Editor's note: Brenna Ehrlich and Andrea Bartz are the sarcastic brains behind humor blog and book "Stuff Hipsters Hate." Got a question about etiquette in the digital world? Contact them at email@example.com.
We begin this week's column with a stunningly beautiful quote from Anais Nin (brought to our attention by the inimitable site Brainpickings). Read it slowly because it's that good.
(Yes, we're enculturating you in Netiquette. We can hear the shouty, complainy e-mails already.)
"The secret of a full life is to live and relate to others as if they might not be there tomorrow, as if you might not be there tomorrow. ... This thought has made me more and more attentive to all encounters, meetings, introductions, which might contain the seed of depth that might be carelessly overlooked.
"This feeling has become a rarity, and rarer every day now that we have reached a hastier and more superficial rhythm, now that we believe we are in touch with a greater amount of people, more people, more countries. This is the illusion which might cheat us of being in touch deeply with the one breathing next to us. The dangerous time when mechanical voices, radios, telephones, take the place of human intimacies, and the concept of being in touch with millions brings a greater and greater poverty in intimacy and human vision."
Nin wrote those words in 1946, but she might as well have been writing them today. She starts with a YOLO and ends with a contemporary-sounding rumination of just how horrible we've all become now that we hold the power to be in touch with millions of people in the palms of our hands.
That's right, we're talking about how annoying and rude and antisocial we've all become with our smartphones and tablets. As CNN investigates all the ways mobile devices are changing our lives, we'd like to peel our eyes off our glowing screens long enough to recount our top egregious handheld errors.
These are things you literally could not do before the www went mobile; now we're embarrassing ourselves all over the place. Please stop:
1. Drunk -tweeting, -texting, -Instagramming, etc.

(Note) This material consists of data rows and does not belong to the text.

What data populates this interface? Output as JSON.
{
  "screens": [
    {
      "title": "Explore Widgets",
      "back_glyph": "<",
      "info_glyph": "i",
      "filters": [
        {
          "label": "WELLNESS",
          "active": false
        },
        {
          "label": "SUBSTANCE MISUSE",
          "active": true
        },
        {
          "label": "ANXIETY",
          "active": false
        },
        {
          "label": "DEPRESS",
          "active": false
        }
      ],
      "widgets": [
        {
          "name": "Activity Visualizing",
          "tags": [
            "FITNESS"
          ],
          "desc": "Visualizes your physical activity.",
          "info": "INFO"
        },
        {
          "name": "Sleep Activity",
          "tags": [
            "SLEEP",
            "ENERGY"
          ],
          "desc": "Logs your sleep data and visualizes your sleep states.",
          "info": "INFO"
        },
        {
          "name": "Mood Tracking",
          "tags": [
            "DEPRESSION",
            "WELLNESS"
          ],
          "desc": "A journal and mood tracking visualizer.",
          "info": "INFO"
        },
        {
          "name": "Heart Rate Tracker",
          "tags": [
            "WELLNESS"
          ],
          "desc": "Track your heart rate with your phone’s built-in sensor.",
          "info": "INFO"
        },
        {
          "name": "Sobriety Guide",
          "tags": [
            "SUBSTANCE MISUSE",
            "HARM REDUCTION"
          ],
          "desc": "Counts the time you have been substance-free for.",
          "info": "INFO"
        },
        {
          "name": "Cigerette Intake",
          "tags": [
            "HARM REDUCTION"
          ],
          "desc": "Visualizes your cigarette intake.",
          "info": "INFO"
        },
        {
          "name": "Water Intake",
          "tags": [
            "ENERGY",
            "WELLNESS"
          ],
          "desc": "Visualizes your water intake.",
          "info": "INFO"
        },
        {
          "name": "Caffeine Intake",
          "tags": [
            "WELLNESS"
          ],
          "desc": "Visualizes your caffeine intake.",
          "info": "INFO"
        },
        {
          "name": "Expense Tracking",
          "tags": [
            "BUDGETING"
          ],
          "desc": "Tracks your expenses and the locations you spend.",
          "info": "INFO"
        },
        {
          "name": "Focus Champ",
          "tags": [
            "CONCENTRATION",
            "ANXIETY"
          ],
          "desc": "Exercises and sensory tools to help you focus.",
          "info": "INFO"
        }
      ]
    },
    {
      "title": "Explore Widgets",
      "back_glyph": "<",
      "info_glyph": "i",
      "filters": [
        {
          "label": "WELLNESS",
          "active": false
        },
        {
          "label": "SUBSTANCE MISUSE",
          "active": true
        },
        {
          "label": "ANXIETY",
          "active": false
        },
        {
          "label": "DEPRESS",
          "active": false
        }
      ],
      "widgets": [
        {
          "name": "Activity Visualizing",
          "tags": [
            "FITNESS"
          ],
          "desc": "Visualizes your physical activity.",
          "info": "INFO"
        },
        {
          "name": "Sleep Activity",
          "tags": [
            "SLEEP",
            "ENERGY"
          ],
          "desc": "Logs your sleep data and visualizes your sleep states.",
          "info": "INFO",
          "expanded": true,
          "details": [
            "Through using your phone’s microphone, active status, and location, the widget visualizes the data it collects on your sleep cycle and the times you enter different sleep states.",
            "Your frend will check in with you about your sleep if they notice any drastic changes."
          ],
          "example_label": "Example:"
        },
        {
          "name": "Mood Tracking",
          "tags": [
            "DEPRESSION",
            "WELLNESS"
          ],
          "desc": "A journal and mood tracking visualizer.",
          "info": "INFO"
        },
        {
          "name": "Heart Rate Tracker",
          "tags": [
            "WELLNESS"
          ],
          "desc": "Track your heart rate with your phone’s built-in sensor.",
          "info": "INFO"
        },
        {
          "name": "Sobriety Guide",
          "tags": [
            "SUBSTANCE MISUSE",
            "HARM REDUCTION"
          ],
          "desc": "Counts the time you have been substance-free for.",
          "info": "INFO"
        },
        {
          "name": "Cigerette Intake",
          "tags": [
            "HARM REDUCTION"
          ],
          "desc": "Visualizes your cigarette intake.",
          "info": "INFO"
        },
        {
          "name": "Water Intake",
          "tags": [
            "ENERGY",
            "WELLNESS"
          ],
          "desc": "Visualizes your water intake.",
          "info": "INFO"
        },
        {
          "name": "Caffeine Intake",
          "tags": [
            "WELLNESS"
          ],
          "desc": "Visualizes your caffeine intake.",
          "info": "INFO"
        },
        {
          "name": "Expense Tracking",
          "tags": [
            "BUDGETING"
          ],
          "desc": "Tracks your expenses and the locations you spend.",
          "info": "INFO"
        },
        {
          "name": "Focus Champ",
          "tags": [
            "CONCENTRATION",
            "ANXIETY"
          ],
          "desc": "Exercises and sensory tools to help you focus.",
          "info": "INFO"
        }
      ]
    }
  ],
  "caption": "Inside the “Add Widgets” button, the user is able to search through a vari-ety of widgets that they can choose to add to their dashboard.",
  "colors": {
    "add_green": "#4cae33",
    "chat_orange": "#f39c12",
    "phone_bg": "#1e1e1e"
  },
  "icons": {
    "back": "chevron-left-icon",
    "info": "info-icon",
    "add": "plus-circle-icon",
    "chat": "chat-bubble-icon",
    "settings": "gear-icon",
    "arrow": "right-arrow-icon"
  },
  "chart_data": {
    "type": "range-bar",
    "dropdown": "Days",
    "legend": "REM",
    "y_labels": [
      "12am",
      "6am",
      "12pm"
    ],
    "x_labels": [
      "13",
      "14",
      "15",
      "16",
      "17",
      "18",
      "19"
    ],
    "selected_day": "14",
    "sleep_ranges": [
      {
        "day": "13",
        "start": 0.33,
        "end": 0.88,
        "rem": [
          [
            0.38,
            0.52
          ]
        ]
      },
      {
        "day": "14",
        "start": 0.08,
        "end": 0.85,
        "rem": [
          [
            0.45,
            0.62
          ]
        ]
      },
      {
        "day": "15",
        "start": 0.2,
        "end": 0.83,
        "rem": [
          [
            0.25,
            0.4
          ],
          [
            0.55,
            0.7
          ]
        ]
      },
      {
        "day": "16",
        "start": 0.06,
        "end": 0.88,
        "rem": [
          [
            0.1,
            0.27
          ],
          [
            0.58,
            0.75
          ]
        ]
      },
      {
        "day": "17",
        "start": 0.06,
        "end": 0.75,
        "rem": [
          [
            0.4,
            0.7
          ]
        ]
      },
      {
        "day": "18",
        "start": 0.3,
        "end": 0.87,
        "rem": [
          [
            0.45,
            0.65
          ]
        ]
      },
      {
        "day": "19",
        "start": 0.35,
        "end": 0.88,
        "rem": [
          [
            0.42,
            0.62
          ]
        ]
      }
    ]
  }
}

Long gone are the days when the only witnesses to your inebriated ramblings were other bar patrons who also saw you stumble from your bar stool to the ground. Whether you're able to keep it together with spelling and syntax (in which case, you've just got the world going, "Wait, she wants to do WHAT to Paul Ryan?!"), or your typing skills erode quickly, alcohol and mobile devices don't mix.
2. Fooling around on your phone whenever you have a spare moment.
As writer Austin Kleon writes in his alarmingly cute book, "Steal Like an Artist," we need unstructured time for creativity to foster, down time in which we mess around and let our disconnected thoughts gel into cool ideas.
If you turn every spare moment (a red light, a line at the salad station, a ride in the elevator) into an excuse to check your Cinemagram feed, you just won't have those artistic a-ha! moments. (And no, "Draw Something" doesn't count.)
3. Passive-aggressively whining for the whole world to see.
Look, we all have our personal stock of First World Problems, frustrated complaints with the minor injustices committed by a cruel, uncaring world. That's been true since the dawn of time. Now we just have myriad means of expressing them.
Nobody cares about your thinly veiled railings against your ex or roommate or employer, OK? Unless you've scribbled it on a notepad, in which case you should share it with the world. So that we can laugh at you.
4. Being really, really scared to actually use the phone.
Phones and tablets have made it oh so easy to communicate without using our voice boxes. This is bad for relationships for oh so many reasons. Anais Nin would just hate it. Hit "dial" and enjoy the time-honored pas de deux of two humans, you know, talking.
5. Missing your favorite band's concert because you're so busy taking crappy photos, letting your phone ring and fiddling with your phone during the set.
Your hard-of-hearing, reformed punk-rock uncle was right: Concerts really WERE better back in the day, not necessarily because music really meant something, man, but because the audience actually paid attention and sang along and danced instead of holding their phones in the air and spending 30-plus seconds trying to find the shutter button on the front of the screen.
Your punkle would be so disappointed if he still made it out to shows today.
6. Texting salacious pictures.
The ritual sharing of NC-17 photos used to be a complicated analog affair involving Polaroids and furtive looks. Nowadays, people just drop trou, snap and send. Analyze THAT, Anais Nin.
7. Turning your friends into enemies with videos of them.
Camcorders have become tiny and discreet and as user-friendly as checking your e-mail. This is potentially bad news for those people you hang out with, as you hold in your hands a recording